This second aspect of the health care market distinguishes the ACA from Plaintiffs’ hypothetical scenario in which Congress enacts a law requiring individuals to purchase automobiles in an attempt to regulate the transportation market. Even assuming that all individuals require transportation in the same sense that all individuals require medical services, automobile manufacturers are not required by law to give cars to people who show up at their door in need of transportation but without the money to pay for it. Similarly, food and lodging are basic necessities, but the Court is not aware of any law requiring restaurants or hotels to provide either free of charge.
It should be emphasized that this distinction is not merely a useful limiting principle on Congress’s Commerce Clause power. Rather, it is a basic, relevant fact about the operation of the health care market which is critical to understanding the ACA’s efforts to reform the health care system.
Nonsense. Judge Kessler simply makes this up. There is nothing “basic” about, or inherent to, the operation of the health-care market that required Congress to force hospitals to provide uncompensated emergency care. Congress could repeal EMTALA tomorrow if it wanted to, eliminating the alleged “free rider” problem and obviating the need for the mandate.
3. Congress can regulate “mental activity.”
Judge Kessler then goes on to assert something entirely new in the history of American jurisprudence: that the Commerce Clause allows Congress to regulate “mental activity”:
As previous Commerce Clause cases have all involved physical activity, as opposed to mental activity, i.e. decision-making, there is little judicial guidance on whether the latter falls within Congress’s power. See Thomas More Law Ctr., 720 F.Supp.2d at 893 (describing the “activity/inactivity distinction” as an issue of first impression). However, this Court finds the distinction, which Plaintiffs rely on heavily, to be of little significance…Making a choice is an affirmative action, whether one decides to do something or not do something. They are two sides of the same coin. To pretend otherwise is to ignore reality.

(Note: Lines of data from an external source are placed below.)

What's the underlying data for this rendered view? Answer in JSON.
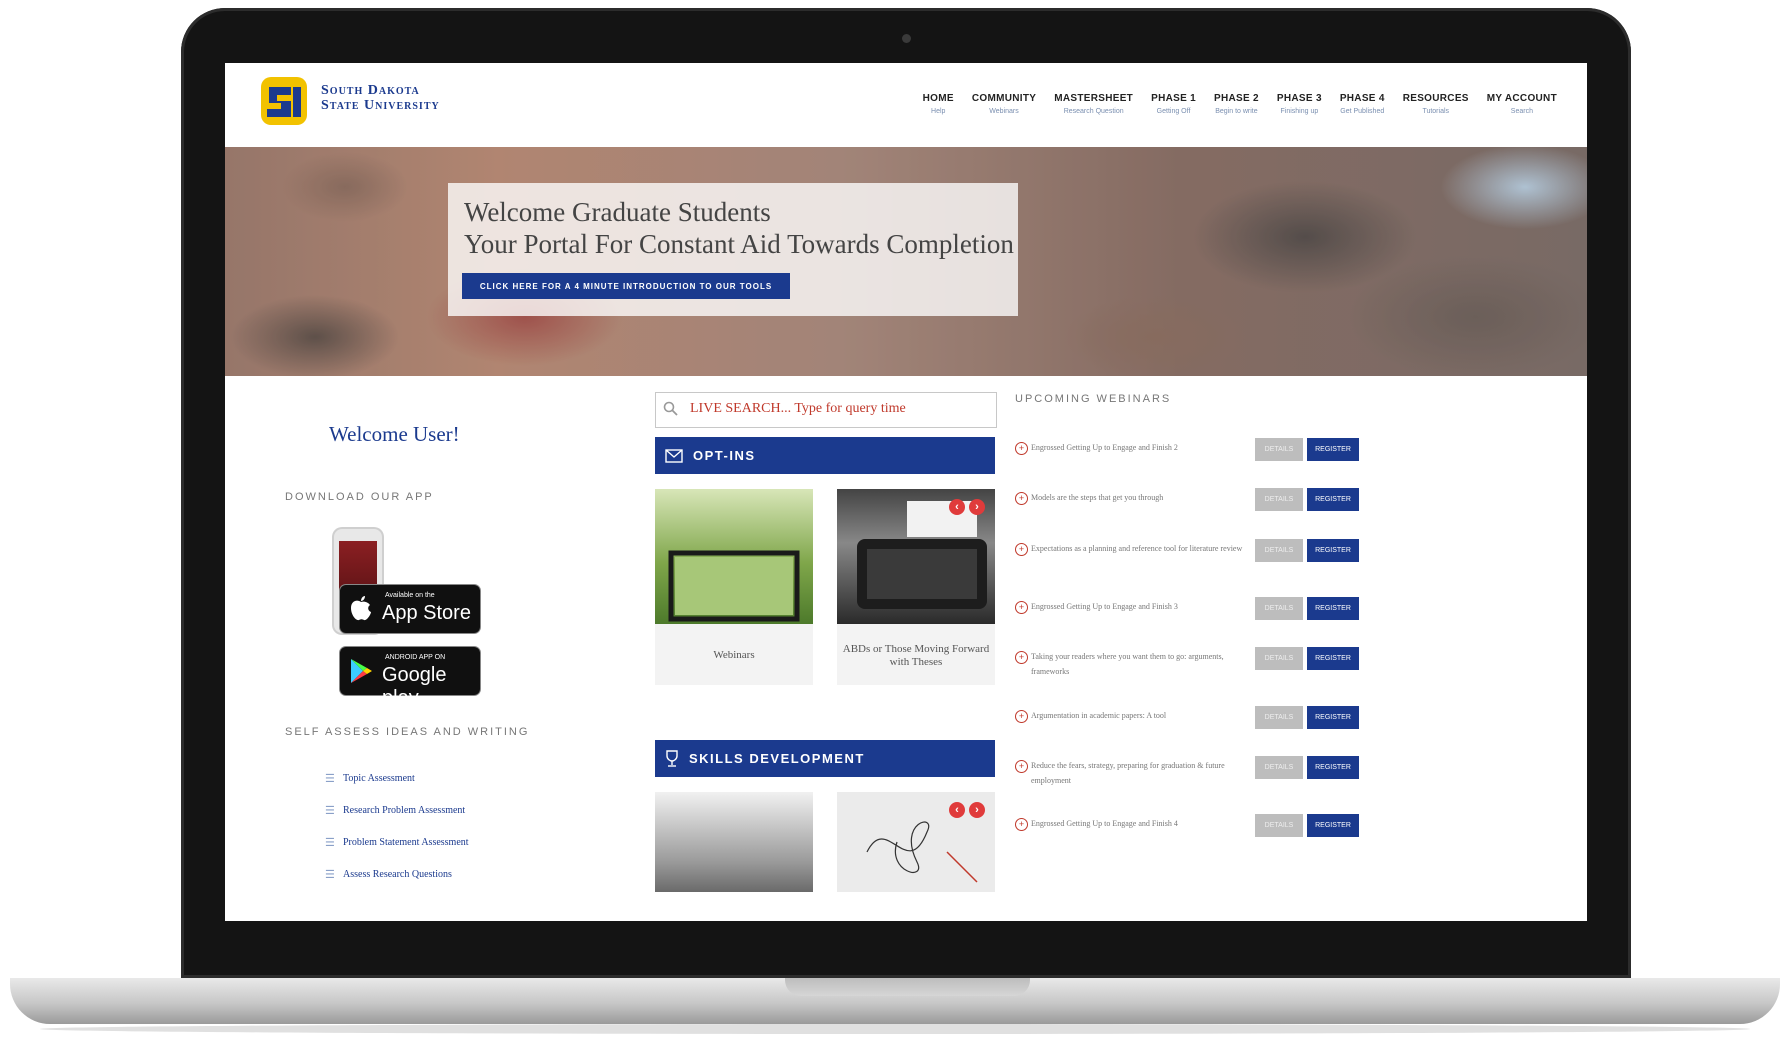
{
  "brand": {
    "line1": "South Dakota",
    "line2": "State University",
    "colors": {
      "primary": "#1b3a8e",
      "accent": "#c0392b",
      "gold": "#f2c200"
    }
  },
  "nav": [
    {
      "label": "HOME",
      "sub": "Help"
    },
    {
      "label": "COMMUNITY",
      "sub": "Webinars"
    },
    {
      "label": "MASTERSHEET",
      "sub": "Research Question"
    },
    {
      "label": "PHASE 1",
      "sub": "Getting Off"
    },
    {
      "label": "PHASE 2",
      "sub": "Begin to write"
    },
    {
      "label": "PHASE 3",
      "sub": "Finishing up"
    },
    {
      "label": "PHASE 4",
      "sub": "Get Published"
    },
    {
      "label": "RESOURCES",
      "sub": "Tutorials"
    },
    {
      "label": "MY ACCOUNT",
      "sub": "Search"
    }
  ],
  "hero": {
    "line1": "Welcome Graduate Students",
    "line2": "Your Portal For Constant Aid Towards Completion",
    "button": "CLICK HERE FOR A 4 MINUTE INTRODUCTION TO OUR TOOLS"
  },
  "left": {
    "welcome": "Welcome User!",
    "download_title": "DOWNLOAD OUR APP",
    "app_store_small": "Available on the",
    "app_store_big": "App Store",
    "google_small": "ANDROID APP ON",
    "google_big": "Google play",
    "assess_title": "SELF ASSESS IDEAS AND WRITING",
    "assess_items": [
      "Topic Assessment",
      "Research Problem Assessment",
      "Problem Statement Assessment",
      "Assess Research Questions"
    ]
  },
  "middle": {
    "search_placeholder": "LIVE SEARCH... Type for query time",
    "optins_label": "OPT-INS",
    "card1_caption": "Webinars",
    "card2_caption": "ABDs or Those Moving Forward with Theses",
    "skills_label": "SKILLS DEVELOPMENT"
  },
  "right": {
    "heading": "UPCOMING WEBINARS",
    "details_label": "DETAILS",
    "register_label": "REGISTER",
    "webinars": [
      "Engrossed Getting Up to Engage and Finish 2",
      "Models are the steps that get you through",
      "Expectations as a planning and reference tool for literature review",
      "Engrossed Getting Up to Engage and Finish 3",
      "Taking your readers where you want them to go: arguments, frameworks",
      "Argumentation in academic papers: A tool",
      "Reduce the fears, strategy, preparing for graduation & future employment",
      "Engrossed Getting Up to Engage and Finish 4"
    ]
  }
}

If Congress can regulate “mental activity,” then there simply isn’t anything that Congress can’t regulate, and the Constitution as we know it no longer exists.

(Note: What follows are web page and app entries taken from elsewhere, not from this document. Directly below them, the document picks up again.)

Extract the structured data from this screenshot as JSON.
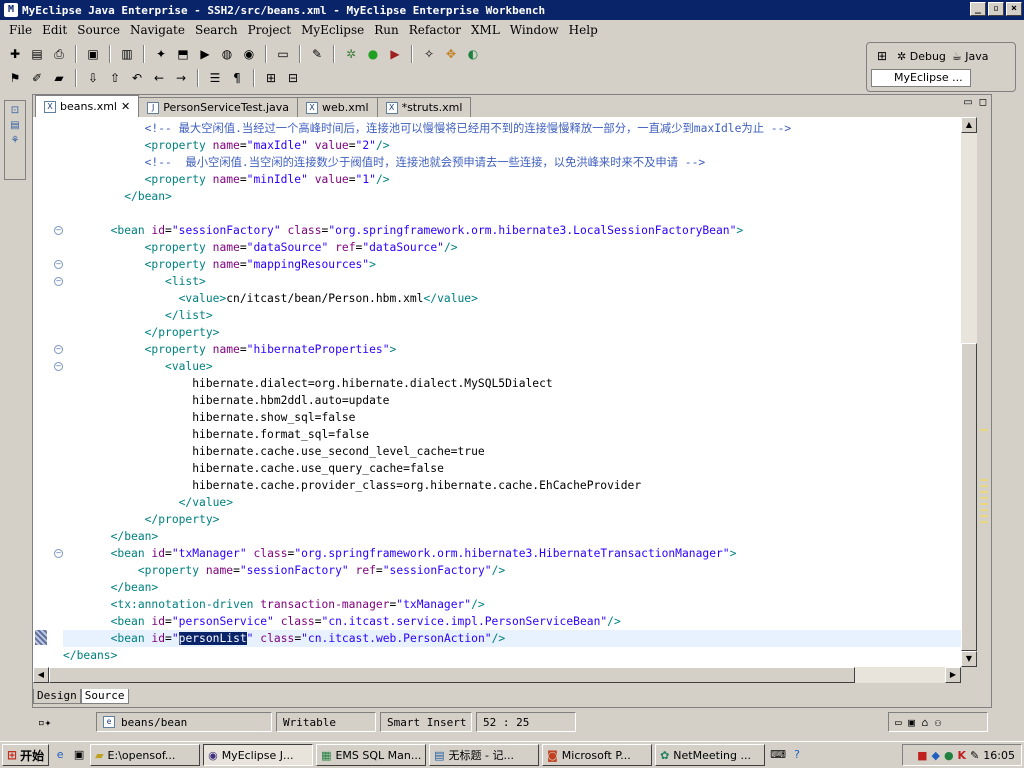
{
  "window": {
    "title": "MyEclipse Java Enterprise - SSH2/src/beans.xml - MyEclipse Enterprise Workbench"
  },
  "menu": [
    "File",
    "Edit",
    "Source",
    "Navigate",
    "Search",
    "Project",
    "MyEclipse",
    "Run",
    "Refactor",
    "XML",
    "Window",
    "Help"
  ],
  "perspectives": {
    "debug": "Debug",
    "java": "Java",
    "myeclipse": "MyEclipse ..."
  },
  "tabs": [
    {
      "label": "beans.xml",
      "icon": "xml-file-icon",
      "active": true
    },
    {
      "label": "PersonServiceTest.java",
      "icon": "java-file-icon",
      "active": false
    },
    {
      "label": "web.xml",
      "icon": "xml-file-icon",
      "active": false
    },
    {
      "label": "*struts.xml",
      "icon": "xml-file-icon",
      "active": false
    }
  ],
  "code_lines": [
    {
      "indent": "            ",
      "tokens": [
        [
          "cmt",
          "<!-- 最大空闲值.当经过一个高峰时间后，连接池可以慢慢将已经用不到的连接慢慢释放一部分，一直减少到maxIdle为止 -->"
        ]
      ]
    },
    {
      "indent": "            ",
      "tokens": [
        [
          "tag",
          "<property "
        ],
        [
          "attr",
          "name"
        ],
        [
          "txt",
          "="
        ],
        [
          "val",
          "\"maxIdle\""
        ],
        [
          "txt",
          " "
        ],
        [
          "attr",
          "value"
        ],
        [
          "txt",
          "="
        ],
        [
          "val",
          "\"2\""
        ],
        [
          "tag",
          "/>"
        ]
      ]
    },
    {
      "indent": "            ",
      "tokens": [
        [
          "cmt",
          "<!--  最小空闲值.当空闲的连接数少于阀值时，连接池就会预申请去一些连接，以免洪峰来时来不及申请 -->"
        ]
      ]
    },
    {
      "indent": "            ",
      "tokens": [
        [
          "tag",
          "<property "
        ],
        [
          "attr",
          "name"
        ],
        [
          "txt",
          "="
        ],
        [
          "val",
          "\"minIdle\""
        ],
        [
          "txt",
          " "
        ],
        [
          "attr",
          "value"
        ],
        [
          "txt",
          "="
        ],
        [
          "val",
          "\"1\""
        ],
        [
          "tag",
          "/>"
        ]
      ]
    },
    {
      "indent": "         ",
      "tokens": [
        [
          "tag",
          "</bean>"
        ]
      ]
    },
    {
      "indent": "",
      "tokens": []
    },
    {
      "indent": "       ",
      "fold": true,
      "tokens": [
        [
          "tag",
          "<bean "
        ],
        [
          "attr",
          "id"
        ],
        [
          "txt",
          "="
        ],
        [
          "val",
          "\"sessionFactory\""
        ],
        [
          "txt",
          " "
        ],
        [
          "attr",
          "class"
        ],
        [
          "txt",
          "="
        ],
        [
          "val",
          "\"org.springframework.orm.hibernate3.LocalSessionFactoryBean\""
        ],
        [
          "tag",
          ">"
        ]
      ]
    },
    {
      "indent": "            ",
      "tokens": [
        [
          "tag",
          "<property "
        ],
        [
          "attr",
          "name"
        ],
        [
          "txt",
          "="
        ],
        [
          "val",
          "\"dataSource\""
        ],
        [
          "txt",
          " "
        ],
        [
          "attr",
          "ref"
        ],
        [
          "txt",
          "="
        ],
        [
          "val",
          "\"dataSource\""
        ],
        [
          "tag",
          "/>"
        ]
      ]
    },
    {
      "indent": "            ",
      "fold": true,
      "tokens": [
        [
          "tag",
          "<property "
        ],
        [
          "attr",
          "name"
        ],
        [
          "txt",
          "="
        ],
        [
          "val",
          "\"mappingResources\""
        ],
        [
          "tag",
          ">"
        ]
      ]
    },
    {
      "indent": "               ",
      "fold": true,
      "tokens": [
        [
          "tag",
          "<list>"
        ]
      ]
    },
    {
      "indent": "                 ",
      "tokens": [
        [
          "tag",
          "<value>"
        ],
        [
          "txt",
          "cn/itcast/bean/Person.hbm.xml"
        ],
        [
          "tag",
          "</value>"
        ]
      ]
    },
    {
      "indent": "               ",
      "tokens": [
        [
          "tag",
          "</list>"
        ]
      ]
    },
    {
      "indent": "            ",
      "tokens": [
        [
          "tag",
          "</property>"
        ]
      ]
    },
    {
      "indent": "            ",
      "fold": true,
      "tokens": [
        [
          "tag",
          "<property "
        ],
        [
          "attr",
          "name"
        ],
        [
          "txt",
          "="
        ],
        [
          "val",
          "\"hibernateProperties\""
        ],
        [
          "tag",
          ">"
        ]
      ]
    },
    {
      "indent": "               ",
      "fold": true,
      "tokens": [
        [
          "tag",
          "<value>"
        ]
      ]
    },
    {
      "indent": "                   ",
      "tokens": [
        [
          "txt",
          "hibernate.dialect=org.hibernate.dialect.MySQL5Dialect"
        ]
      ]
    },
    {
      "indent": "                   ",
      "tokens": [
        [
          "txt",
          "hibernate.hbm2ddl.auto=update"
        ]
      ]
    },
    {
      "indent": "                   ",
      "tokens": [
        [
          "txt",
          "hibernate.show_sql=false"
        ]
      ]
    },
    {
      "indent": "                   ",
      "tokens": [
        [
          "txt",
          "hibernate.format_sql=false"
        ]
      ]
    },
    {
      "indent": "                   ",
      "tokens": [
        [
          "txt",
          "hibernate.cache.use_second_level_cache=true"
        ]
      ]
    },
    {
      "indent": "                   ",
      "tokens": [
        [
          "txt",
          "hibernate.cache.use_query_cache=false"
        ]
      ]
    },
    {
      "indent": "                   ",
      "tokens": [
        [
          "txt",
          "hibernate.cache.provider_class=org.hibernate.cache.EhCacheProvider"
        ]
      ]
    },
    {
      "indent": "                 ",
      "tokens": [
        [
          "tag",
          "</value>"
        ]
      ]
    },
    {
      "indent": "            ",
      "tokens": [
        [
          "tag",
          "</property>"
        ]
      ]
    },
    {
      "indent": "       ",
      "tokens": [
        [
          "tag",
          "</bean>"
        ]
      ]
    },
    {
      "indent": "       ",
      "fold": true,
      "tokens": [
        [
          "tag",
          "<bean "
        ],
        [
          "attr",
          "id"
        ],
        [
          "txt",
          "="
        ],
        [
          "val",
          "\"txManager\""
        ],
        [
          "txt",
          " "
        ],
        [
          "attr",
          "class"
        ],
        [
          "txt",
          "="
        ],
        [
          "val",
          "\"org.springframework.orm.hibernate3.HibernateTransactionManager\""
        ],
        [
          "tag",
          ">"
        ]
      ]
    },
    {
      "indent": "           ",
      "tokens": [
        [
          "tag",
          "<property "
        ],
        [
          "attr",
          "name"
        ],
        [
          "txt",
          "="
        ],
        [
          "val",
          "\"sessionFactory\""
        ],
        [
          "txt",
          " "
        ],
        [
          "attr",
          "ref"
        ],
        [
          "txt",
          "="
        ],
        [
          "val",
          "\"sessionFactory\""
        ],
        [
          "tag",
          "/>"
        ]
      ]
    },
    {
      "indent": "       ",
      "tokens": [
        [
          "tag",
          "</bean>"
        ]
      ]
    },
    {
      "indent": "       ",
      "tokens": [
        [
          "tag",
          "<tx:annotation-driven "
        ],
        [
          "attr",
          "transaction-manager"
        ],
        [
          "txt",
          "="
        ],
        [
          "val",
          "\"txManager\""
        ],
        [
          "tag",
          "/>"
        ]
      ]
    },
    {
      "indent": "       ",
      "tokens": [
        [
          "tag",
          "<bean "
        ],
        [
          "attr",
          "id"
        ],
        [
          "txt",
          "="
        ],
        [
          "val",
          "\"personService\""
        ],
        [
          "txt",
          " "
        ],
        [
          "attr",
          "class"
        ],
        [
          "txt",
          "="
        ],
        [
          "val",
          "\"cn.itcast.service.impl.PersonServiceBean\""
        ],
        [
          "tag",
          "/>"
        ]
      ]
    },
    {
      "indent": "       ",
      "current": true,
      "tokens": [
        [
          "tag",
          "<bean "
        ],
        [
          "attr",
          "id"
        ],
        [
          "txt",
          "="
        ],
        [
          "val",
          "\""
        ],
        [
          "sel",
          "personList"
        ],
        [
          "val",
          "\""
        ],
        [
          "txt",
          " "
        ],
        [
          "attr",
          "class"
        ],
        [
          "txt",
          "="
        ],
        [
          "val",
          "\"cn.itcast.web.PersonAction\""
        ],
        [
          "tag",
          "/>"
        ]
      ]
    },
    {
      "indent": "",
      "tokens": [
        [
          "tag",
          "</beans>"
        ]
      ]
    }
  ],
  "bottom_tabs": [
    "Design",
    "Source"
  ],
  "status": {
    "breadcrumb": "beans/bean",
    "writable": "Writable",
    "insert_mode": "Smart Insert",
    "position": "52 : 25"
  },
  "taskbar": {
    "start": "开始",
    "tasks": [
      {
        "label": "E:\\opensof...",
        "icon": "folder-icon"
      },
      {
        "label": "MyEclipse J...",
        "icon": "eclipse-icon",
        "active": true
      },
      {
        "label": "EMS SQL Man...",
        "icon": "database-icon"
      },
      {
        "label": "无标题 - 记...",
        "icon": "notepad-icon"
      },
      {
        "label": "Microsoft P...",
        "icon": "powerpoint-icon"
      },
      {
        "label": "NetMeeting ...",
        "icon": "netmeeting-icon"
      }
    ],
    "clock": "16:05"
  }
}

4. The mandate is not a “tax,” and can’t be justified by the General Welfare Clause.
The defendants in Mead v. Holder tried to argue that the individual mandate is a tax, and therefore constitutional under Congress’s power to “lay and collect Taxes, Duties, Imposts and Excises, to pay the Debts and provide for the common Defence and general Welfare of the United States.”
Judge Kessler made quick work of this claim, noting that, “to date, every court which has considered whether [the individual mandate] operates as a tax has concluded that it does not.” She pointed out that the text of the law describes the mandate as a penalty, not a tax, and notes the legislative history that proves that this was a deliberate choice by Congress. This “the mandate is a tax” argument, having been rejected by all five lower courts, appears to be the weakest element of the pro-mandate case.
What does Mead v. Holder mean for the next round?
What Mead v. Holder tells us is that the pro-mandate case hinges on believing two things: one, that the “free rider” problem is insolubly inherent to the health-care market, leading to the necessity of the individual mandate; and two, that Congress has the power to regulate “mental activity,” along with essentially everything else. Suffice it to say: It’s not a slam dunk that higher courts will agree.